Whitehorse Park expansion proceeding

The Aug. 17 weekly business session of the Board of Josephine County Commissioners kicked off with a public hearing in consideration of amending the county’s comprehensive plan to allow for a Goal 3 exception allowing full hookup RV sites at Whitehorse Park.
A first reading for this ordinance was held Aug. 3.
Community Development Deputy Director James Black attended the meeting to give the “skinny” on the ordinance, as Board Vice Chair Darin Fowler called it.
Black called the process of getting a Goal 3 exception for Whitehorse granted a long one.
As a refresher, an exception to Statewide Planning Goal 3 is needed because Whitehorse Park, which was established in 1956 as JoCo’s very first county park, is zoned as farmland.
In past meetings where the RV site expansion project at Whitehorse was addressed, commissioners expressed confusion as to how the park came to be zoned for agricultural use in the first place.
An application filled out by JoCo Parks Director Sarah Garceau makes the case for the Goal 3 exception:
“This goal is inapplicable due to the fact that Whitehorse Park, developed in 1956, was established before Oregon’s current land use planning scheme.

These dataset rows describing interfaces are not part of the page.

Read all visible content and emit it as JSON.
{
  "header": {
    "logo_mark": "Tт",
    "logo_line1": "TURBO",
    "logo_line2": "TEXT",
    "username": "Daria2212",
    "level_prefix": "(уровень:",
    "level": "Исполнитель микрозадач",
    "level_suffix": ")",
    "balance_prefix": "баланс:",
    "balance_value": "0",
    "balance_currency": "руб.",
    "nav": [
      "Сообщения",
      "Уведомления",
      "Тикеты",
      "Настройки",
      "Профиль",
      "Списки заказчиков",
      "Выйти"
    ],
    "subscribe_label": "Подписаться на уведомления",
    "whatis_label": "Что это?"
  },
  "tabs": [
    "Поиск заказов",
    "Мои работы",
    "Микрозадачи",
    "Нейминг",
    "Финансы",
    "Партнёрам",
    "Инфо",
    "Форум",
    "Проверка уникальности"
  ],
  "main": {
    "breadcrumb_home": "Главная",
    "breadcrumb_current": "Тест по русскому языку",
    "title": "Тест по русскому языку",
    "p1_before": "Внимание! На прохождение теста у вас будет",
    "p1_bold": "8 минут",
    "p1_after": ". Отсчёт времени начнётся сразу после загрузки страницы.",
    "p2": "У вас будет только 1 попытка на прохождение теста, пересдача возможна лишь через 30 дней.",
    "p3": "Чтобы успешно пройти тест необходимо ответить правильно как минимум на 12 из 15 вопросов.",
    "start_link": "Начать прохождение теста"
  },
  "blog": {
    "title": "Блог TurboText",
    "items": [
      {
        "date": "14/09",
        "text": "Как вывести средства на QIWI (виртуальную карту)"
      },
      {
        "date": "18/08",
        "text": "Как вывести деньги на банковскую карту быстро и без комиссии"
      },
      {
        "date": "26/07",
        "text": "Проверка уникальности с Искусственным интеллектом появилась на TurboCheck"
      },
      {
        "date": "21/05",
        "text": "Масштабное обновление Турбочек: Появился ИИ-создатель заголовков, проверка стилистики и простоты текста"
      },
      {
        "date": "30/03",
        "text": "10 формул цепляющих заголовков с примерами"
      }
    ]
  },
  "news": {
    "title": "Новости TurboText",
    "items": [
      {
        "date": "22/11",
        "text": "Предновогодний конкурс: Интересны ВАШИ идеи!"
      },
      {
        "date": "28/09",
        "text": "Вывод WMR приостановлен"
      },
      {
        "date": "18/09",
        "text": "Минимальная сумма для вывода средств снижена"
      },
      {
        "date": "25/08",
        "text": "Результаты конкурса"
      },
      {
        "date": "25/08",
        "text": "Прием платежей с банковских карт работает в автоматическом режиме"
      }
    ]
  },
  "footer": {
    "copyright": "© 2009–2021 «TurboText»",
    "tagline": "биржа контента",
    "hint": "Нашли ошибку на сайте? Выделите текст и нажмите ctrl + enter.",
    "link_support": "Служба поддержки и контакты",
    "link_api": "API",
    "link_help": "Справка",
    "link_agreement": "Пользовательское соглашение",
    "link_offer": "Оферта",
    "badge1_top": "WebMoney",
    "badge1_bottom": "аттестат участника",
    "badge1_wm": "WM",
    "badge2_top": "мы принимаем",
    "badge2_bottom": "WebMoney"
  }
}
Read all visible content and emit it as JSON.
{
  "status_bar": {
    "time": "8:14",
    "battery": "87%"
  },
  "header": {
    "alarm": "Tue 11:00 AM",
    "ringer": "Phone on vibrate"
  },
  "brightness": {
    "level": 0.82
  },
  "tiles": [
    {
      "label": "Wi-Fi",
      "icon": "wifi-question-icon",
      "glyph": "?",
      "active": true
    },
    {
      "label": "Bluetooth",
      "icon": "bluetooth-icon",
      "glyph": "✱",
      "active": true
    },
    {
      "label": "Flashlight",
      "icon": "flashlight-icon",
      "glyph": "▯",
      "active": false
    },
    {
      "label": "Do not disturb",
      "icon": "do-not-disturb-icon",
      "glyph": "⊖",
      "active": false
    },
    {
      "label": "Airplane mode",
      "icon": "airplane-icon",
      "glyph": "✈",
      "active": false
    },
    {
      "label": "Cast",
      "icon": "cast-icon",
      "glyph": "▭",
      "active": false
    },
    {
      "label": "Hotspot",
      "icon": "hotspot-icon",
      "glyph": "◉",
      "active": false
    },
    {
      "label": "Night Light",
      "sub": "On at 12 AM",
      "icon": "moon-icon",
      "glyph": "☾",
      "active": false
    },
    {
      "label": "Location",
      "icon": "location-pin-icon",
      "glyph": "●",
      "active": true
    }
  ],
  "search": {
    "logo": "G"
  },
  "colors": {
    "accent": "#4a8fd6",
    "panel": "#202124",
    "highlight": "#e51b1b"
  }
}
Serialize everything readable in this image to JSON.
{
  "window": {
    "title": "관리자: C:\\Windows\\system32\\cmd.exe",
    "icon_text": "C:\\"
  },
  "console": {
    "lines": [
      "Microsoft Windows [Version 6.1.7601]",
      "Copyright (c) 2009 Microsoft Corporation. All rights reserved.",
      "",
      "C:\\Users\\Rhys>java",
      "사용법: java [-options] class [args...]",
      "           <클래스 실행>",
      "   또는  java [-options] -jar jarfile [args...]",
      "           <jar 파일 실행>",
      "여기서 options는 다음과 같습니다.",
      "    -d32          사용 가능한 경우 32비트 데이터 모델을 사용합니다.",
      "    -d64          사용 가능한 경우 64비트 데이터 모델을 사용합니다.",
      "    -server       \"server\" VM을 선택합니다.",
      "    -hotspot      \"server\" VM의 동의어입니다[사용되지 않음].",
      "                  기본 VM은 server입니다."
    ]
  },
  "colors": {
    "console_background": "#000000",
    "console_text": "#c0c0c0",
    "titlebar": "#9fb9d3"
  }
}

For the reasons outlined in the balance of this application, Oregon law supports a Goal 3 Exception for Whitehorse Park because the park has been so physically developed that it is not suitable for agricultural use, and because the park has been irrevocably committed to a non-farm use where surrounding uses and other relevant factors would make agricultural uses impractical.”
Black added during his presentation at the Aug. 17 session that the county’s Rural Planning Commission held two public hearings on the matter in February of this year and recommended approval of the Goal 3 exception.
He concluded that his department believes it is a “clean ordinance” due to the long, thorough process that was undertaken, during which no appeals were filed to the application.
Fowler asked Black to clarify the specific reason why a Goal 3 exception is needed to move forward with the Whitehorse expansion, to which Black replied the necessity centered on the addition of a septic system to the property.
“Technically it is not allowed in a farm zone unless you go through this process,” Black remarked.
“It’s been a long, long haul on this,” Commissioner Dan DeYoung commented. “It’s frustrating and I, for one, get impatient hearing it over and over and over again, but that is the process for public hearings, and we give every opportunity in the world… it’s surprising you didn’t get any appeals or anything like that considering how this started out.”
DeYoung recalled that it was “unpopular among certain people” to renovate Whitehorse Park, due to the fact that trees will have to be removed.
He praised Black for his “due diligence” in getting the Goal 3 exception finalized.
Fowler added, “Here we have government trying to help government in one of our parks and this process still took that long, because there were so many hurdles to go through. Sometimes that’s just the way it is… That gave us time to fully vet, and talk to the community about what’s really happening with the trees, and that this is one of our oldest, original parks and it’s gonna be a great asset in the future that now is underutilized.”
No citizens opted to speak during the public hearing, paving the way for both attending commissioners – Fowler and DeYoung – to vote in favor of amending the comprehensive plan to reflect the Goal 3 exception.